by Orin Starn
Norton, 352 pp., $25.95
Ishi in Three Centuries
edited by Karl Kroeber and Clifton Kroeber
University of Nebraska Press, 416 pp., $49.95
A California morality tale, the story of Ishi is in itself, like parables in general, a simple one. It is the tellers, each with different involvement and different intent, who complicate it.
In late August 1911, a middle-aged man, with buckskin threaded through his ears and a small stick piercing his nose, was found cowering in the upriver scrub woods of the northern Sierras by some itinerant slaughterhouse workers. Unable to communicate with him (they tried both Spanish and English), they turned him over to the local sheriff, who, not knowing what else to do with him, deposited him in the town jail. Brown-skinned, with straight black hair, he was apparently some sort of Indian. But sure there were no independent tribes left in the area—they had all been wiped out, removed to micro-reservations, or reduced to indigence by the dispossessions of the Gold Rush—it was uncertain what sort.
The man best equipped to find out what sort was only 150 miles away: Alfred Louis Kroeber, first curator of the Native American collections in the newly formed Department of Anthropology at the state university in Berkeley. Kroeber, then thirty-five, had come from New York to Berkeley at the beginning of the century. (Or, more exactly, to San Francisco, where the museum of anthropology founded by Phoebe Apperson Hearst—senator’s widow, press lord’s mother—to house her collection of Indian artifacts was being built.) He had been a student and sometime assistant at Columbia of Franz Boas, the country’s leading anthropologist and founding spirit of holistic ethnography, and, like his mentor, he was a strong-minded, detail-passionate scholar, determined to learn anything and everything that could still be learned about traditional, “precontact” Indian life before its last representatives disappeared. Recording myths, classifying languages, comparing kinship terminologies, and excavating settlements—a project he called, probably to his ultimate regret, “salvage anthropology”—he made himself, in the space of a decade, into a sort of Boas West: the go-to authority on California’s hundreds of small, particulate, dismembered tribes.

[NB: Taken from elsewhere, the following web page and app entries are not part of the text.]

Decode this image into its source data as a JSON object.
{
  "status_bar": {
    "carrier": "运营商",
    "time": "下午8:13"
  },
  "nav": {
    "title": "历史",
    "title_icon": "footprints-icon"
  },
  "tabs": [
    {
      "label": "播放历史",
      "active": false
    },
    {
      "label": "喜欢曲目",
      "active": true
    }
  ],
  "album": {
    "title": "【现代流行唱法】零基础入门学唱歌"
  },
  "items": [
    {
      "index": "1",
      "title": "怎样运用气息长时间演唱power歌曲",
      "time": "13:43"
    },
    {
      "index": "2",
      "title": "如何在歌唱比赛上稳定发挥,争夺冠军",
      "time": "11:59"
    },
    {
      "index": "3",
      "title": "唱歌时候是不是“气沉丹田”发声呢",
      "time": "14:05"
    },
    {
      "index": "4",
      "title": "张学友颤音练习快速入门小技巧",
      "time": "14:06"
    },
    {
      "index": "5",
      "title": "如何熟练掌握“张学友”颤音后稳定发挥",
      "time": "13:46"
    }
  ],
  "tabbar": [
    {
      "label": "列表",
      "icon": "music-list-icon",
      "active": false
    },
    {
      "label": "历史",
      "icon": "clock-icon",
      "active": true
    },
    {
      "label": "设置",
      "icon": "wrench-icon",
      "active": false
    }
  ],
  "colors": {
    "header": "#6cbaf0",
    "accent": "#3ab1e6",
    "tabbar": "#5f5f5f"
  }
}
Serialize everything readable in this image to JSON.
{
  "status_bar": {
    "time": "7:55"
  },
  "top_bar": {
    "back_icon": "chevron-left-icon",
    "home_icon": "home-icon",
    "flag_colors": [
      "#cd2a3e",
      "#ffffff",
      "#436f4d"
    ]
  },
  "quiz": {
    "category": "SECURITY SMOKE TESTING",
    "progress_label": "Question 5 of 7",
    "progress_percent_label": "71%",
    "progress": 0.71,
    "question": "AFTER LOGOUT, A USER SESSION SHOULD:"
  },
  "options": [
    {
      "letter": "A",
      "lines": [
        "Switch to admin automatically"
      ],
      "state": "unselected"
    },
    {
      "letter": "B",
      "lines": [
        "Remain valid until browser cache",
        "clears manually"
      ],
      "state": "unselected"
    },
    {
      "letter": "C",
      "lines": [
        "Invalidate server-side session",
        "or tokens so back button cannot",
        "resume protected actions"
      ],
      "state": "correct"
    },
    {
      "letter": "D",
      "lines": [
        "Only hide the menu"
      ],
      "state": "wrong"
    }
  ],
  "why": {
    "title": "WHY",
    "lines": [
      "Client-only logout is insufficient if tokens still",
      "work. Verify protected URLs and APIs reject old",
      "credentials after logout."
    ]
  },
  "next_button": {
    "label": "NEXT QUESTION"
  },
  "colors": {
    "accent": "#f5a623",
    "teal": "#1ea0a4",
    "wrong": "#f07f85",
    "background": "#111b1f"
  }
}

When Kroeber heard, via press reports, of the mysterious prisoner, he immediately shot off a peremptory telegram to the county sheriff—professors were personages in those days—who had jailed him (HOLD IN-DIAN TILL ARRIVAL…WILL TAKE CHARGE AND BE RESPONSIBLE FOR HIM…MATTER IMPORTANT ACCOUNT ABORIGINAL HISTORY), and thereby projected himself into the middle of what would turn out to be a repetitive, wandering, theatrical, and accusatorial public controversy, lasting, still bitter, still ambiguous, still expanding, until today, nearly a century on.
After a colleague determined, through linguistic inquiry, that the prisoner was a Yahi, thus a remnant survivor—perhaps the last one altogether—of a group that had been essentially exterminated in the impressments, landgrabs, and Indian hunts of the 1850s and 1860s (the state’s native population, originally perhaps 300,000, declined by 94 percent in a generation), Kroeber had him brought to the museum in San Francisco, where he remained for four and a half years …